Last week, while commemorating the Vendée, I reproduced here an image of their banner. Matterhorn, whom I cited in my article on the Romanovs, left a compliment as to its beauty, this immaculate white banner which flapped proudly in the breeze as though it were a small piece of France's baptismal garment while observing both dreadfully the horrors inflicted on the people and the countryside by the infernal columns and proudly those true sons of Catholic France courageously fulfilling their Christian duty. So I decided that tonight I'd write a little series on ancient flags of France.
I must first note that there was no real national flag per se until the adoption of the tricouleur during the French Revolution; the flags before that time would either have been the kings' personal banner or the naval ensign. The first of these personal banners was the storied oriflamme, seen here in the hands of Philippe Auguste. This flag is a sacred relic of St. Denis, the patron saint of France, as it is said that its red colour results from it being dipped in the blood of the martyred saint (from whom as well is the war-cry of France, "Montjoie St. Denis!") In times of peace, the oriflamme remained in the reliquary of the abbey of St. Denis. Like many ancient relics, the story of its origin is rather convoluted, and the mediaeval texts do not agree with one another, with many dating it to Charlemagne, considering a gift from the Pope to Charlemagne, and even linking it to the lance of Constantine, part of the reliquary of the Holy Roman/Austro-Hungarian emperors. Whatever the origins of the oriflamme, however, it was seen as a holy gift, and a sure sign of God's grace on the king and the king's men, and always led them into war.
In general usage, however, the three fleurs-de-lys of the king's coat of arms were adopted into what would be nowadays called a national flag. "Azure, three fleurs-de-lys or" is still used in the heraldry of Île-de-France and several other régions and départements of France.

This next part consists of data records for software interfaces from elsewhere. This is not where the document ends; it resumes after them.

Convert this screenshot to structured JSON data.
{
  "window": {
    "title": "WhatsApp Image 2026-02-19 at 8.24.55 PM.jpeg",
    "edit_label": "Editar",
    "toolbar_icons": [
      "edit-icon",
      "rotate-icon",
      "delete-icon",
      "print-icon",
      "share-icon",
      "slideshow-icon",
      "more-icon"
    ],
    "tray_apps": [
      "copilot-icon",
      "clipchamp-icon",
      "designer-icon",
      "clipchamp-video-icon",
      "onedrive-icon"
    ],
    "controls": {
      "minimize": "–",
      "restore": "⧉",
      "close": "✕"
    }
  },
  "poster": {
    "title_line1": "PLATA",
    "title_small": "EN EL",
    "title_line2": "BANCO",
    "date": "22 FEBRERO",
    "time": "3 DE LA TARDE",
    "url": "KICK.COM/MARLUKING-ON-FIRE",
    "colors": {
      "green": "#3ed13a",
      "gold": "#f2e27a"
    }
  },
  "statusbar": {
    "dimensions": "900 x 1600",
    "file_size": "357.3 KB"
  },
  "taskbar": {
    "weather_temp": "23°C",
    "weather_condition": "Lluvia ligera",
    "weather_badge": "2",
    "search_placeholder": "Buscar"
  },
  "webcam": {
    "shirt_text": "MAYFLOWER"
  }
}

I am personally proud to fly this drapeau on eminent occasions.
During and after the Hundred Years' War, however, white flags came to be used more often, in honour of the white flag carried by Jeanne d'Arc (which also contained several fleurs-de-lys and prominently the words "Jhesus Maria." Often used as well was a white cross, usually on the same blue background of the pictured flag. Add a fleur-de-lys to each quarter of that, and you have the flag of Québec, on which more later.